For some children, the first time they see a book is when they start school.
Bookstart wanted to change all of this, so they began giving out Bookstart packs to young babies aged 9 months, 18 months and 3 years old. They also provide support for libraries to help promote reading to young children and one of the ways libraries do this is
through rhyme times.

Rhymes times are free drop in sessions for children aged 0-5 years old,
where we sing songs, learn rhymes & read stories. Why rhymes though? Well,
children love rhymes. They are their first introduction to narratives and
will hopefully lead to a love of story books too.

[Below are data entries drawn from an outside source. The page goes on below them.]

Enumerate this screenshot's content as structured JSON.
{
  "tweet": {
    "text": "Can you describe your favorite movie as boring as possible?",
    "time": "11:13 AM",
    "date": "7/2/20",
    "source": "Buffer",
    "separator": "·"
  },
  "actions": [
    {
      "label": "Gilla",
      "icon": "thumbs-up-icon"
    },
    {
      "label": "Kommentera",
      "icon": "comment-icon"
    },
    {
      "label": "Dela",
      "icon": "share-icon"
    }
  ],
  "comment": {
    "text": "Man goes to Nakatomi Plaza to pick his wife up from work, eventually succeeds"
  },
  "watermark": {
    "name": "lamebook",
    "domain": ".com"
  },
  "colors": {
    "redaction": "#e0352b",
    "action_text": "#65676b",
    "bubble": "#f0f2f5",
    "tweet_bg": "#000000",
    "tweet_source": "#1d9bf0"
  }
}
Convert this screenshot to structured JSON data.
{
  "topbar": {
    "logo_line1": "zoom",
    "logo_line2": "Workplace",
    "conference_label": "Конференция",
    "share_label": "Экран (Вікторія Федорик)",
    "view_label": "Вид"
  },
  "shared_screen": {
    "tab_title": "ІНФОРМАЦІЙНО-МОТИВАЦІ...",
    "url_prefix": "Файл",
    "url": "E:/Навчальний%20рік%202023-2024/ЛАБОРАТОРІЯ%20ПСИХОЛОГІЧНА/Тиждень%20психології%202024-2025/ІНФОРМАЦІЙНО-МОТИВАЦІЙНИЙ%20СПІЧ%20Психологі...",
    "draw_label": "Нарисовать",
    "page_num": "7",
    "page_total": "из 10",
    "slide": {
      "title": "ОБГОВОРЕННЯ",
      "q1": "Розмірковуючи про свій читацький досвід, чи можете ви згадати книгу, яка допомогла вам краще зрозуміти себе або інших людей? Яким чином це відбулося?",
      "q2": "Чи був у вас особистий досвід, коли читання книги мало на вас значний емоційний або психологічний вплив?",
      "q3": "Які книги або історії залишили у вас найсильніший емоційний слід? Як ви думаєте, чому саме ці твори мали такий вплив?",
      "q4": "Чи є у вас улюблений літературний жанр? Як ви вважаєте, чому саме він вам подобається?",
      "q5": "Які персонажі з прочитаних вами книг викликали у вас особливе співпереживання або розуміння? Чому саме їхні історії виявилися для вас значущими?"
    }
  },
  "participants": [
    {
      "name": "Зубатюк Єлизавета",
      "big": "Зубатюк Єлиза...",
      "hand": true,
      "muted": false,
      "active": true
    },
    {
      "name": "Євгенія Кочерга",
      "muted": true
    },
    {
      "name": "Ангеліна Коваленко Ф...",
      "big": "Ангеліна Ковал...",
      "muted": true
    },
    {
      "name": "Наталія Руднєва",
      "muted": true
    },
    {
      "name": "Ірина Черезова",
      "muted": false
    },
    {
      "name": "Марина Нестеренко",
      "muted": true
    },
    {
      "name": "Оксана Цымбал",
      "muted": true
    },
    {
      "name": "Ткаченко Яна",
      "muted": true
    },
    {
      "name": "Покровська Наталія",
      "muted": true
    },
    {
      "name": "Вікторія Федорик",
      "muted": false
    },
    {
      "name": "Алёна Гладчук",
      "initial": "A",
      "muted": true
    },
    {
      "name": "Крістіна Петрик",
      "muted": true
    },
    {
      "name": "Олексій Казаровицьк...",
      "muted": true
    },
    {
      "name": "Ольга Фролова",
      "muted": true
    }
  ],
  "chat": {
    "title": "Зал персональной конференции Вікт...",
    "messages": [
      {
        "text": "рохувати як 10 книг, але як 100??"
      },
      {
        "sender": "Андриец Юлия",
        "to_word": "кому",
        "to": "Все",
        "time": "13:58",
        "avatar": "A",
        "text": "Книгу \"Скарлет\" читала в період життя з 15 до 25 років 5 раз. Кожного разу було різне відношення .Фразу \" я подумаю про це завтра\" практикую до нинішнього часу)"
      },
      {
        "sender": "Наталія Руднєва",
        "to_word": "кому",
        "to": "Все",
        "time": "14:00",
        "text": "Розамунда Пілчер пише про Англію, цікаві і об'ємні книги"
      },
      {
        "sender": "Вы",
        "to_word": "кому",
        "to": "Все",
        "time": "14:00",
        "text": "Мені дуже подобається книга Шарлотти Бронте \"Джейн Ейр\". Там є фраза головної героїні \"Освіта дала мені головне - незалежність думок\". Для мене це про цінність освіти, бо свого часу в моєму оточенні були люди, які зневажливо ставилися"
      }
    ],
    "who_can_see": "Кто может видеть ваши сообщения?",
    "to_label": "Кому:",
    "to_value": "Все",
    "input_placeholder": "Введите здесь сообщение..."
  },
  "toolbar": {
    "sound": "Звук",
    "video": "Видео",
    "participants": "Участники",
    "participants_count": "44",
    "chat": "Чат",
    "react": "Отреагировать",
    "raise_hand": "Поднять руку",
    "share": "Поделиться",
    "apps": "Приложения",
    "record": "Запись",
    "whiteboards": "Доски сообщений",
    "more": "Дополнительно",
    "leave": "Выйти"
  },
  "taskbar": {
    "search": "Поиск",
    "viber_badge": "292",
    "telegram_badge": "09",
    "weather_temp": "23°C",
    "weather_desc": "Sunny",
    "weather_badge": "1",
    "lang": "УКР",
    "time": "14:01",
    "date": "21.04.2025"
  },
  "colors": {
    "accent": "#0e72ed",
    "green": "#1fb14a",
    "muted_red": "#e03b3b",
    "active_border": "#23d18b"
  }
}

But rhyme times are more than just letting the children have a fun time and
getting them into reading books. By using rhymes, children can quickly learn
to recognise rhyming words, such as wall and fall. Once they recognise that
the words share the same sounds, they can then learn spelling sequences
easier once they begin to read and write. Once they learn how to spell or
read ‘wall’, they can then recognise ball, tall, and fall.

Various studies have found that the better children are at detecting rhymes,
the quicker and more successful they will be once they learn to read (Bradley,
1988c, Bradley & Bryant, 1983)
This is true no matter what their class background, intelligence or memory
ability. Rhyme times are FREE events held across the country in public
libraries, which can help give children from any background a great start in

Our rhyme times also involve story telling, which promote shared storybook
reading between the parents and children.  Sometimes parents feel a bit silly reading books to babies who can barely even hold a book, but we always encourage them that babies are never too young to be introduced to books. We encourage active participation in story
telling, as this is even more crucial than being read to frequently in
developing a child’s literacy skills. It is important that we don’t just
simply read a book to a baby or child, but involve them by asking questions
like ‘what’s Maisy doing?’ or ‘how many fish are on the page?’. Story
telling also helps children develop good language skills, which will then
lead to good literacy skills once they start school.

Rhyme times are important for the development of so many children across the
country. It is important that every child has access to these kind of events
in libraries. Libraries to me represent democracy & freedom and rhyme times
embody this.